[Dataset records]
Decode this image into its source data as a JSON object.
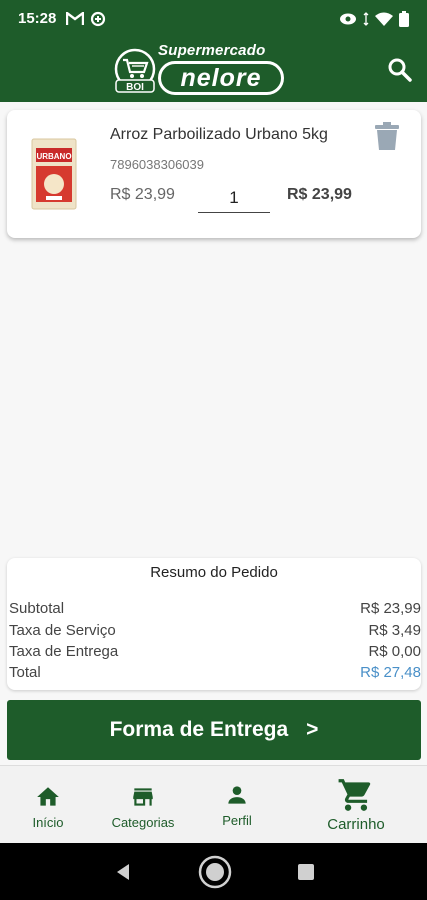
{
  "status_bar": {
    "time": "15:28"
  },
  "header": {
    "logo_top": "Supermercado",
    "logo_brand": "nelore",
    "logo_badge": "BOI"
  },
  "cart": {
    "items": [
      {
        "name": "Arroz Parboilizado Urbano 5kg",
        "code": "7896038306039",
        "unit_price": "R$ 23,99",
        "quantity": "1",
        "line_total": "R$ 23,99",
        "image_label": "URBANO"
      }
    ]
  },
  "summary": {
    "title": "Resumo do Pedido",
    "rows": [
      {
        "label": "Subtotal",
        "value": "R$ 23,99"
      },
      {
        "label": "Taxa de Serviço",
        "value": "R$ 3,49"
      },
      {
        "label": "Taxa de Entrega",
        "value": "R$ 0,00"
      },
      {
        "label": "Total",
        "value": "R$ 27,48"
      }
    ]
  },
  "delivery_button": {
    "label": "Forma de Entrega",
    "arrow": ">"
  },
  "bottom_nav": {
    "items": [
      {
        "label": "Início",
        "icon": "home-icon"
      },
      {
        "label": "Categorias",
        "icon": "store-icon"
      },
      {
        "label": "Perfil",
        "icon": "person-icon"
      },
      {
        "label": "Carrinho",
        "icon": "cart-icon"
      }
    ],
    "active_index": 3
  },
  "colors": {
    "primary": "#1e5c2a",
    "total": "#4a90c8"
  }
}
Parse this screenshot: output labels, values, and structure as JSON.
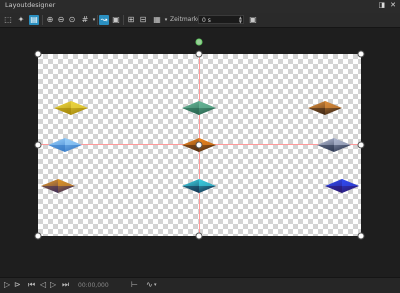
{
  "window": {
    "title": "Layoutdesigner",
    "pin_icon": "pin-icon",
    "close_icon": "close-icon"
  },
  "toolbar": {
    "zoom_label": "Zeitmarke:",
    "time_value": "0 s"
  },
  "playback": {
    "time": "00:00,000"
  },
  "colors": {
    "accent": "#2a8fc0",
    "guide": "#ff9a9a",
    "rotate_handle": "#99cc99"
  },
  "objects": [
    {
      "name": "diamond-yellow",
      "c1": "#f5e04a",
      "c2": "#9a7b00"
    },
    {
      "name": "diamond-green",
      "c1": "#6fbfa0",
      "c2": "#205a45"
    },
    {
      "name": "diamond-orange-dark",
      "c1": "#f09a40",
      "c2": "#2a1a10"
    },
    {
      "name": "diamond-blue-light",
      "c1": "#9fd6ff",
      "c2": "#2a6fc0"
    },
    {
      "name": "diamond-orange-center",
      "c1": "#ff9020",
      "c2": "#3a2010"
    },
    {
      "name": "diamond-navy",
      "c1": "#c0c8e0",
      "c2": "#1a2540"
    },
    {
      "name": "diamond-gold-dark",
      "c1": "#f0a020",
      "c2": "#2a2060"
    },
    {
      "name": "diamond-cyan",
      "c1": "#40e0f0",
      "c2": "#102040"
    },
    {
      "name": "diamond-blue-purple",
      "c1": "#3050ff",
      "c2": "#2a1060"
    }
  ]
}
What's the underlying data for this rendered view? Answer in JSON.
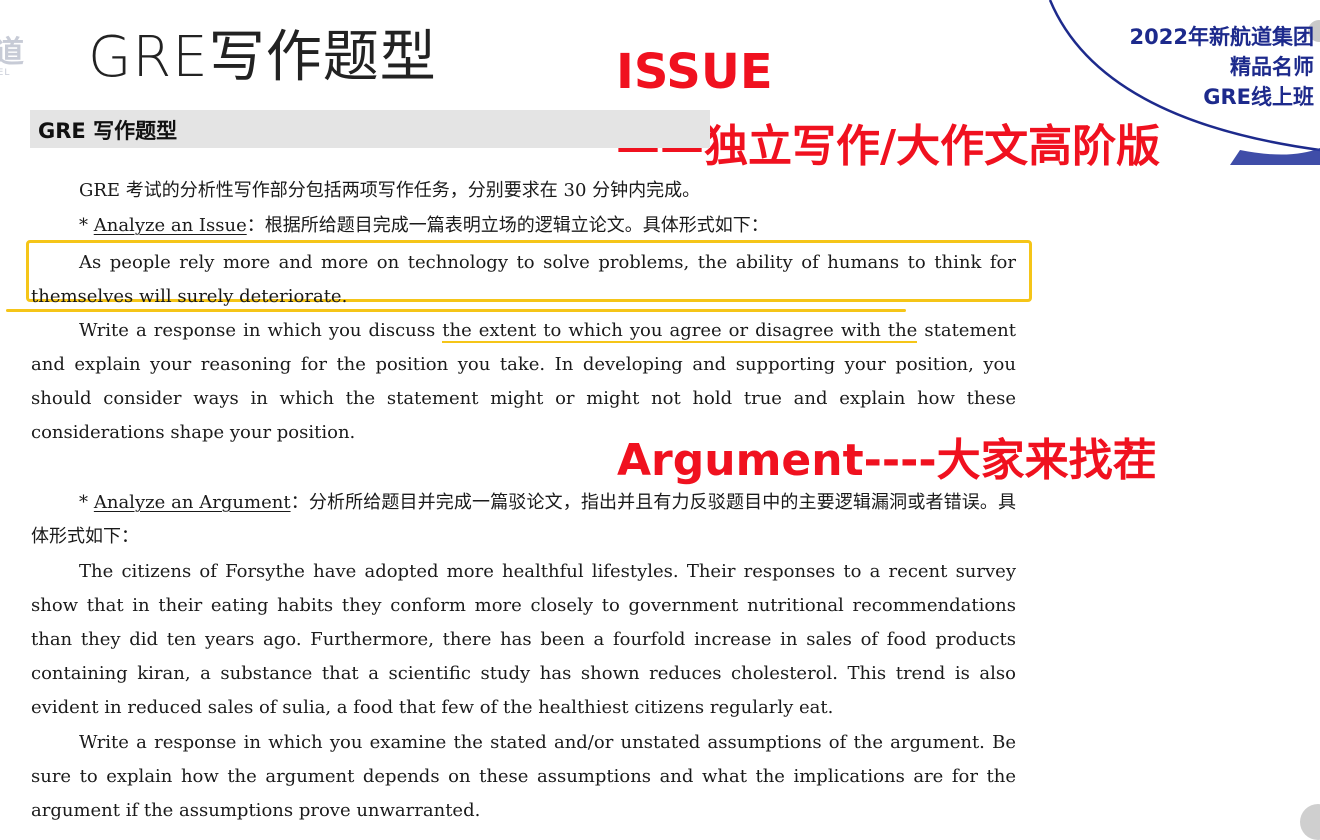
{
  "logo": {
    "mark": "道",
    "caption": "IEL"
  },
  "header": {
    "title": "GRE写作题型",
    "issue_label": "ISSUE",
    "issue_subtitle": "——独立写作/大作文高阶版",
    "banner_line1": "2022年新航道集团",
    "banner_line2": "精品名师",
    "banner_line3": "GRE线上班",
    "accent_color": "#f0111f",
    "banner_color": "#1d2a8c",
    "highlight_color": "#f5c518"
  },
  "section": {
    "heading": "GRE 写作题型"
  },
  "body": {
    "intro": "GRE 考试的分析性写作部分包括两项写作任务，分别要求在 30 分钟内完成。",
    "issue_marker": "* ",
    "issue_task_name": "Analyze an Issue",
    "issue_task_desc": "：根据所给题目完成一篇表明立场的逻辑立论文。具体形式如下：",
    "issue_prompt": "As people rely more and more on technology to solve problems, the ability of humans to think for themselves will surely deteriorate.",
    "issue_instr_a": "Write a response in which you discuss ",
    "issue_instr_b": "the extent to which you agree or disagree with the",
    "issue_instr_c": " statement and explain your reasoning for the position you take. In developing and supporting your position, you should consider ways in which the statement might or might not hold true and explain how these considerations shape your position.",
    "argument_label": "Argument----大家来找茬",
    "argument_marker": "* ",
    "argument_task_name": "Analyze an Argument",
    "argument_task_desc": "：分析所给题目并完成一篇驳论文，指出并且有力反驳题目中的主要逻辑漏洞或者错误。具体形式如下：",
    "argument_prompt": "The citizens of Forsythe have adopted more healthful lifestyles. Their responses to a recent survey show that in their eating habits they conform more closely to government nutritional recommendations than they did ten years ago. Furthermore, there has been a fourfold increase in sales of food products containing kiran, a substance that a scientific study has shown reduces cholesterol. This trend is also evident in reduced sales of sulia, a food that few of the healthiest citizens regularly eat.",
    "argument_instr": "Write a response in which you examine the stated and/or unstated assumptions of the argument. Be sure to explain how the argument depends on these assumptions and what the implications are for the argument if the assumptions prove unwarranted."
  }
}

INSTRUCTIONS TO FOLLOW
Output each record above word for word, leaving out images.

RESPONSE TO THIS EXERCISE
Decode this image into its source data as a JSON object.
{
  "status_bar": {
    "time": "15:28"
  },
  "header": {
    "logo_top": "Supermercado",
    "logo_brand": "nelore",
    "logo_badge": "BOI"
  },
  "cart": {
    "items": [
      {
        "name": "Arroz Parboilizado Urbano 5kg",
        "code": "7896038306039",
        "unit_price": "R$ 23,99",
        "quantity": "1",
        "line_total": "R$ 23,99",
        "image_label": "URBANO"
      }
    ]
  },
  "summary": {
    "title": "Resumo do Pedido",
    "rows": [
      {
        "label": "Subtotal",
        "value": "R$ 23,99"
      },
      {
        "label": "Taxa de Serviço",
        "value": "R$ 3,49"
      },
      {
        "label": "Taxa de Entrega",
        "value": "R$ 0,00"
      },
      {
        "label": "Total",
        "value": "R$ 27,48"
      }
    ]
  },
  "delivery_button": {
    "label": "Forma de Entrega",
    "arrow": ">"
  },
  "bottom_nav": {
    "items": [
      {
        "label": "Início",
        "icon": "home-icon"
      },
      {
        "label": "Categorias",
        "icon": "store-icon"
      },
      {
        "label": "Perfil",
        "icon": "person-icon"
      },
      {
        "label": "Carrinho",
        "icon": "cart-icon"
      }
    ],
    "active_index": 3
  },
  "colors": {
    "primary": "#1e5c2a",
    "total": "#4a90c8"
  }
}
Parse this screenshot: output labels, values, and structure as JSON.
{
  "window": {
    "title": "Layoutdesigner",
    "pin_icon": "pin-icon",
    "close_icon": "close-icon"
  },
  "toolbar": {
    "zoom_label": "Zeitmarke:",
    "time_value": "0 s"
  },
  "playback": {
    "time": "00:00,000"
  },
  "colors": {
    "accent": "#2a8fc0",
    "guide": "#ff9a9a",
    "rotate_handle": "#99cc99"
  },
  "objects": [
    {
      "name": "diamond-yellow",
      "c1": "#f5e04a",
      "c2": "#9a7b00"
    },
    {
      "name": "diamond-green",
      "c1": "#6fbfa0",
      "c2": "#205a45"
    },
    {
      "name": "diamond-orange-dark",
      "c1": "#f09a40",
      "c2": "#2a1a10"
    },
    {
      "name": "diamond-blue-light",
      "c1": "#9fd6ff",
      "c2": "#2a6fc0"
    },
    {
      "name": "diamond-orange-center",
      "c1": "#ff9020",
      "c2": "#3a2010"
    },
    {
      "name": "diamond-navy",
      "c1": "#c0c8e0",
      "c2": "#1a2540"
    },
    {
      "name": "diamond-gold-dark",
      "c1": "#f0a020",
      "c2": "#2a2060"
    },
    {
      "name": "diamond-cyan",
      "c1": "#40e0f0",
      "c2": "#102040"
    },
    {
      "name": "diamond-blue-purple",
      "c1": "#3050ff",
      "c2": "#2a1060"
    }
  ]
}
What's the underlying data for this rendered view? Answer in JSON.
{
  "logo": {
    "mark": "道",
    "caption": "IEL"
  },
  "header": {
    "title": "GRE写作题型",
    "issue_label": "ISSUE",
    "issue_subtitle": "——独立写作/大作文高阶版",
    "banner_line1": "2022年新航道集团",
    "banner_line2": "精品名师",
    "banner_line3": "GRE线上班",
    "accent_color": "#f0111f",
    "banner_color": "#1d2a8c",
    "highlight_color": "#f5c518"
  },
  "section": {
    "heading": "GRE 写作题型"
  },
  "body": {
    "intro": "GRE 考试的分析性写作部分包括两项写作任务，分别要求在 30 分钟内完成。",
    "issue_marker": "* ",
    "issue_task_name": "Analyze an Issue",
    "issue_task_desc": "：根据所给题目完成一篇表明立场的逻辑立论文。具体形式如下：",
    "issue_prompt": "As people rely more and more on technology to solve problems, the ability of humans to think for themselves will surely deteriorate.",
    "issue_instr_a": "Write a response in which you discuss ",
    "issue_instr_b": "the extent to which you agree or disagree with the",
    "issue_instr_c": " statement and explain your reasoning for the position you take. In developing and supporting your position, you should consider ways in which the statement might or might not hold true and explain how these considerations shape your position.",
    "argument_label": "Argument----大家来找茬",
    "argument_marker": "* ",
    "argument_task_name": "Analyze an Argument",
    "argument_task_desc": "：分析所给题目并完成一篇驳论文，指出并且有力反驳题目中的主要逻辑漏洞或者错误。具体形式如下：",
    "argument_prompt": "The citizens of Forsythe have adopted more healthful lifestyles. Their responses to a recent survey show that in their eating habits they conform more closely to government nutritional recommendations than they did ten years ago. Furthermore, there has been a fourfold increase in sales of food products containing kiran, a substance that a scientific study has shown reduces cholesterol. This trend is also evident in reduced sales of sulia, a food that few of the healthiest citizens regularly eat.",
    "argument_instr": "Write a response in which you examine the stated and/or unstated assumptions of the argument. Be sure to explain how the argument depends on these assumptions and what the implications are for the argument if the assumptions prove unwarranted."
  }
}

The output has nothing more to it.